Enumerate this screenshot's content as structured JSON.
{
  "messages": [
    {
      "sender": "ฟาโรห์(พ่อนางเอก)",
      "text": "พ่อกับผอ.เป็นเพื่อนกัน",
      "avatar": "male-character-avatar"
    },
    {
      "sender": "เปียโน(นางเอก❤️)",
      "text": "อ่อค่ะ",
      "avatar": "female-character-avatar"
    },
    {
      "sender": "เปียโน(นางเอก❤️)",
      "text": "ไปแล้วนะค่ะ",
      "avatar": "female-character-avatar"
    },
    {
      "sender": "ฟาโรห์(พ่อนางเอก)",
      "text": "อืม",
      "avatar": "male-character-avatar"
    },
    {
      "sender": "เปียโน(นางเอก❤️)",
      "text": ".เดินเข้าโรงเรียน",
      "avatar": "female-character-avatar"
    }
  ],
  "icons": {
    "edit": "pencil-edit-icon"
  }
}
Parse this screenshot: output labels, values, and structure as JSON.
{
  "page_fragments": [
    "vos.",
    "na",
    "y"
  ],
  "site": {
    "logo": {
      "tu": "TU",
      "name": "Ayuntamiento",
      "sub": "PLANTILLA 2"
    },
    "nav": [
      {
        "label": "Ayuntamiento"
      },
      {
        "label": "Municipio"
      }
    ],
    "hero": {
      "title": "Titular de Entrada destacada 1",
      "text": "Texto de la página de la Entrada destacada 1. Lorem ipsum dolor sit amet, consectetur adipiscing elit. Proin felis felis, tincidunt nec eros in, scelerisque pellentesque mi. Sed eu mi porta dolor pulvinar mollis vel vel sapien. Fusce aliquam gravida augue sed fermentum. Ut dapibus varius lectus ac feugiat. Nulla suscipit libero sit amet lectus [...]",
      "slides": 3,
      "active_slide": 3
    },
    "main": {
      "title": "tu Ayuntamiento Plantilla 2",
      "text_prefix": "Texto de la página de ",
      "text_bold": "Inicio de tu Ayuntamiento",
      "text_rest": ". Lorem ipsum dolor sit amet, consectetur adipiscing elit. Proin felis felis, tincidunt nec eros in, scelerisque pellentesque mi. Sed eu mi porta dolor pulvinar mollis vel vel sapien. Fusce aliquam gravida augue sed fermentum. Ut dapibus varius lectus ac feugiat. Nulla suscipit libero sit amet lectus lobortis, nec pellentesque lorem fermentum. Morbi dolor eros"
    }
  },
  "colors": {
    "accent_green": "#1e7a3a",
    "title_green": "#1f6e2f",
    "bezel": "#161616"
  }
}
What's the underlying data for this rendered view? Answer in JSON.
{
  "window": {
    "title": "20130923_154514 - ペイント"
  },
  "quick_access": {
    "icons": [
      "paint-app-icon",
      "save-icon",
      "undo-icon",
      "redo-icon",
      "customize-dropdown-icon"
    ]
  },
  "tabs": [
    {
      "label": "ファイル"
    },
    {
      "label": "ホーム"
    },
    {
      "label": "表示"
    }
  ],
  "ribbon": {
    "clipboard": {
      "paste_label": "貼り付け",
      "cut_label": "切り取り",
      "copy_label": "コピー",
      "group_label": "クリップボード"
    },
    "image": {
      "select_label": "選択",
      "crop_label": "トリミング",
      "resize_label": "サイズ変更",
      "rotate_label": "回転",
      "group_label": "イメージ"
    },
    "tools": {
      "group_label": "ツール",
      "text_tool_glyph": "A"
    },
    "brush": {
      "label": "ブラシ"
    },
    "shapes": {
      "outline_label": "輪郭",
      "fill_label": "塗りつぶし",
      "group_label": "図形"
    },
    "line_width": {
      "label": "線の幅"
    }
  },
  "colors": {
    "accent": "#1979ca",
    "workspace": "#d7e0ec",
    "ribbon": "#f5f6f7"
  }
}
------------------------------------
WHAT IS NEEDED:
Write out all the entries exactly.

TASK SOLUTION:
Enumerate this screenshot's content as structured JSON.
{
  "messages": [
    {
      "sender": "ฟาโรห์(พ่อนางเอก)",
      "text": "พ่อกับผอ.เป็นเพื่อนกัน",
      "avatar": "male-character-avatar"
    },
    {
      "sender": "เปียโน(นางเอก❤️)",
      "text": "อ่อค่ะ",
      "avatar": "female-character-avatar"
    },
    {
      "sender": "เปียโน(นางเอก❤️)",
      "text": "ไปแล้วนะค่ะ",
      "avatar": "female-character-avatar"
    },
    {
      "sender": "ฟาโรห์(พ่อนางเอก)",
      "text": "อืม",
      "avatar": "male-character-avatar"
    },
    {
      "sender": "เปียโน(นางเอก❤️)",
      "text": ".เดินเข้าโรงเรียน",
      "avatar": "female-character-avatar"
    }
  ],
  "icons": {
    "edit": "pencil-edit-icon"
  }
}
Parse this screenshot: output labels, values, and structure as JSON.
{
  "page_fragments": [
    "vos.",
    "na",
    "y"
  ],
  "site": {
    "logo": {
      "tu": "TU",
      "name": "Ayuntamiento",
      "sub": "PLANTILLA 2"
    },
    "nav": [
      {
        "label": "Ayuntamiento"
      },
      {
        "label": "Municipio"
      }
    ],
    "hero": {
      "title": "Titular de Entrada destacada 1",
      "text": "Texto de la página de la Entrada destacada 1. Lorem ipsum dolor sit amet, consectetur adipiscing elit. Proin felis felis, tincidunt nec eros in, scelerisque pellentesque mi. Sed eu mi porta dolor pulvinar mollis vel vel sapien. Fusce aliquam gravida augue sed fermentum. Ut dapibus varius lectus ac feugiat. Nulla suscipit libero sit amet lectus [...]",
      "slides": 3,
      "active_slide": 3
    },
    "main": {
      "title": "tu Ayuntamiento Plantilla 2",
      "text_prefix": "Texto de la página de ",
      "text_bold": "Inicio de tu Ayuntamiento",
      "text_rest": ". Lorem ipsum dolor sit amet, consectetur adipiscing elit. Proin felis felis, tincidunt nec eros in, scelerisque pellentesque mi. Sed eu mi porta dolor pulvinar mollis vel vel sapien. Fusce aliquam gravida augue sed fermentum. Ut dapibus varius lectus ac feugiat. Nulla suscipit libero sit amet lectus lobortis, nec pellentesque lorem fermentum. Morbi dolor eros"
    }
  },
  "colors": {
    "accent_green": "#1e7a3a",
    "title_green": "#1f6e2f",
    "bezel": "#161616"
  }
}
What's the underlying data for this rendered view? Answer in JSON.
{
  "window": {
    "title": "20130923_154514 - ペイント"
  },
  "quick_access": {
    "icons": [
      "paint-app-icon",
      "save-icon",
      "undo-icon",
      "redo-icon",
      "customize-dropdown-icon"
    ]
  },
  "tabs": [
    {
      "label": "ファイル"
    },
    {
      "label": "ホーム"
    },
    {
      "label": "表示"
    }
  ],
  "ribbon": {
    "clipboard": {
      "paste_label": "貼り付け",
      "cut_label": "切り取り",
      "copy_label": "コピー",
      "group_label": "クリップボード"
    },
    "image": {
      "select_label": "選択",
      "crop_label": "トリミング",
      "resize_label": "サイズ変更",
      "rotate_label": "回転",
      "group_label": "イメージ"
    },
    "tools": {
      "group_label": "ツール",
      "text_tool_glyph": "A"
    },
    "brush": {
      "label": "ブラシ"
    },
    "shapes": {
      "outline_label": "輪郭",
      "fill_label": "塗りつぶし",
      "group_label": "図形"
    },
    "line_width": {
      "label": "線の幅"
    }
  },
  "colors": {
    "accent": "#1979ca",
    "workspace": "#d7e0ec",
    "ribbon": "#f5f6f7"
  }
}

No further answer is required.